AB - Glaciers and ice sheets host abundant and dynamic communities of microorganisms on the ice surface (supraglacial environments). Recently, it has been shown that Streptophyte glacier algae blooming on the surface ice of the south-western coast of the Greenland Ice Sheet are a significant contributor to the 15-year marked decrease in albedo. Currently, little is known about the constraints, such as nutrient availability, on this large-scale algal bloom. In this study, we investigate the relative abundances of dissolved inorganic and dissolved organic macronutrients (N and P) in these darkening surface ice environments. Three distinct ice surfaces, with low, medium and high visible impurity loadings, supraglacial stream water and cryoconite hole water, were sampled. Our results show a clear dominance of the organic phase in all ice surface samples containing low, medium and high visible impurity loadings, with 93% of the total dissolved nitrogen and 67% of the total dissolved phosphorus in the organic phase.
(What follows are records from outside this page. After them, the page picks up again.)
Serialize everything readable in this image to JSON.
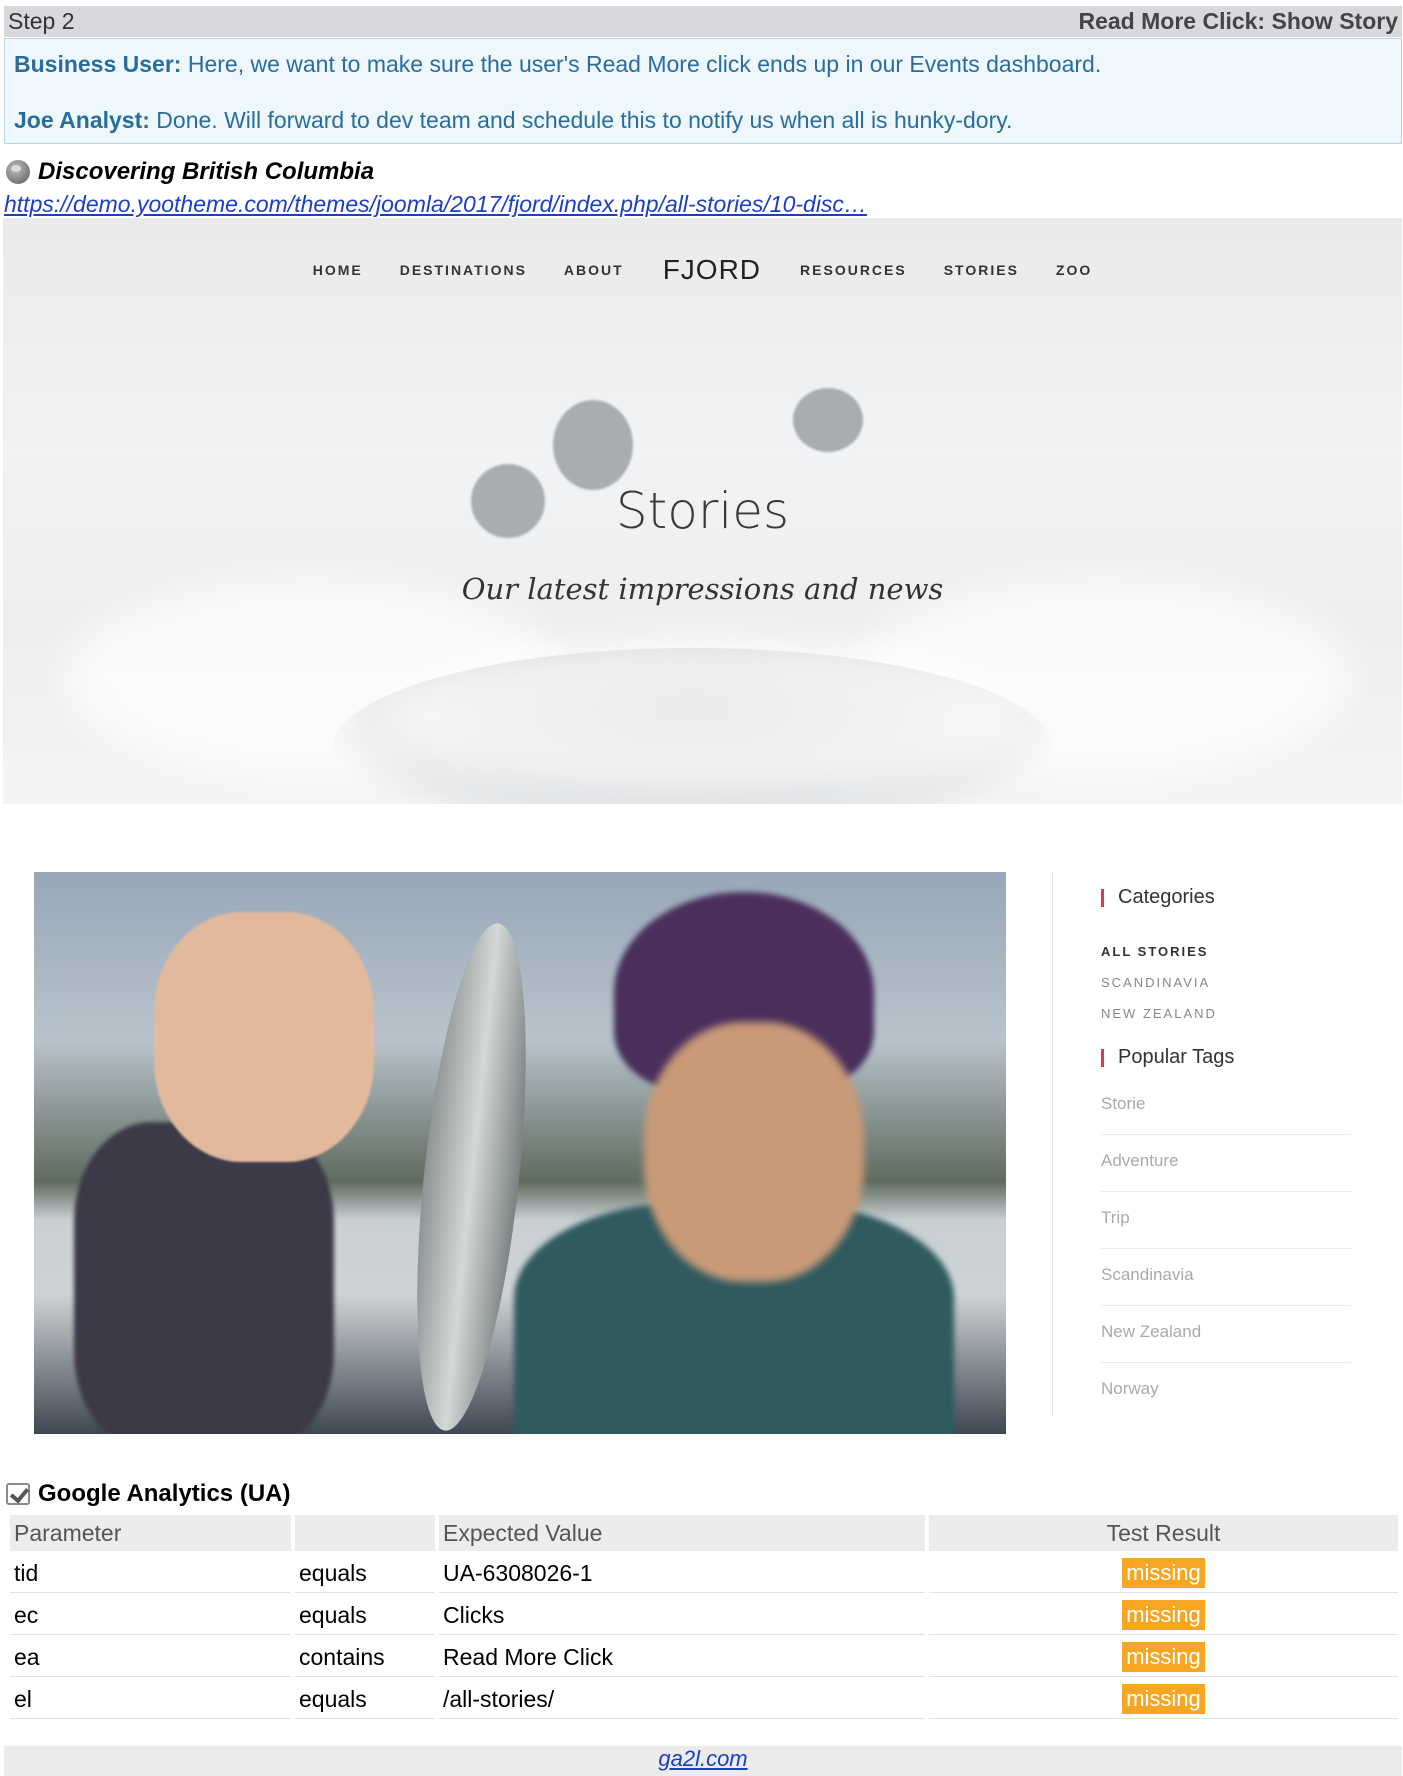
{
  "step": {
    "label": "Step 2",
    "title": "Read More Click: Show Story"
  },
  "dialog": {
    "business_user_label": "Business User:",
    "business_user_text": " Here, we want to make sure the user's Read More click ends up in our Events dashboard.",
    "analyst_label": "Joe Analyst:",
    "analyst_text": " Done. Will forward to dev team and schedule this to notify us when all is hunky-dory."
  },
  "page": {
    "title": "Discovering British Columbia",
    "url": "https://demo.yootheme.com/themes/joomla/2017/fjord/index.php/all-stories/10-disc…"
  },
  "site": {
    "nav_left": [
      "HOME",
      "DESTINATIONS",
      "ABOUT"
    ],
    "logo": "FJORD",
    "nav_right": [
      "RESOURCES",
      "STORIES",
      "ZOO"
    ],
    "hero_title": "Stories",
    "hero_subtitle": "Our latest impressions and news"
  },
  "sidebar": {
    "categories_heading": "Categories",
    "categories": [
      "ALL STORIES",
      "SCANDINAVIA",
      "NEW ZEALAND"
    ],
    "tags_heading": "Popular Tags",
    "tags": [
      "Storie",
      "Adventure",
      "Trip",
      "Scandinavia",
      "New Zealand",
      "Norway"
    ],
    "accent_color": "#e5334b"
  },
  "ga": {
    "title": "Google Analytics (UA)",
    "headers": [
      "Parameter",
      "",
      "Expected Value",
      "Test Result"
    ],
    "rows": [
      {
        "param": "tid",
        "op": "equals",
        "value": "UA-6308026-1",
        "result": "missing"
      },
      {
        "param": "ec",
        "op": "equals",
        "value": "Clicks",
        "result": "missing"
      },
      {
        "param": "ea",
        "op": "contains",
        "value": "Read More Click",
        "result": "missing"
      },
      {
        "param": "el",
        "op": "equals",
        "value": "/all-stories/",
        "result": "missing"
      }
    ],
    "missing_color": "#f5a623"
  },
  "footer": {
    "link": "ga2l.com"
  }
}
Mean concentrations in low, medium and high visible impurity surface ice environments are 0.91, 0.62 and 1.0μM for dissolved inorganic nitrogen (DIN), 5.1, 11 and 14μM for dissolved organic nitrogen (DON), 0.03, 0.07 and 0.05μM for dissolved inorganic phosphorus (DIP) and 0.10, 0.15 and 0.12μM for dissolved organic phosphorus (DOP), respectively. DON concentrations in all three surface ice samples are significantly higher than DON concentrations in supraglacial streams and cryoconite hole water (0 and 0.7 μM, respectively). DOP concentrations are higher in all three surface ice samples compared to supraglacial streams and cryoconite hole water (0.07μM for both). Dissolved organic carbon (DOC) concentrations increase with the amount of visible impurities present (low: 83 μM, medium: 173μM and high: 242 μM) and are elevated compared to supraglacial streams and cryoconite hole water (30 and 50 μM, respectively). We speculate that the architecture of the weathering crust, which impacts on water flow paths and storage in the melting surface ice and/or the production of extracellular polymeric substances (EPS), containing both N and P in conjunction with C, is responsible for the temporary retention of DON and DOP in the melting surface ice. The unusual presence of measurable DIP and DIN, principally as NHC 4 , in the melting surface ice environments suggests that factors other than macronutrient limitation are controlling the extent and magnitude of the glacier algae.

UR - http://www.scopus.com/inward/record.url?scp=85071781076&partnerID=8YFLogxK

U2 - 10.5194/bg-16-3283-2019

DO - 10.5194/bg-16-3283-2019

M3 - Journal article

AN - SCOPUS:85071781076

VL - 16

SP - 3283

EP - 3296

JO - Biogeosciences

JF - Biogeosciences

SN - 1726-4170

IS - 16

ER -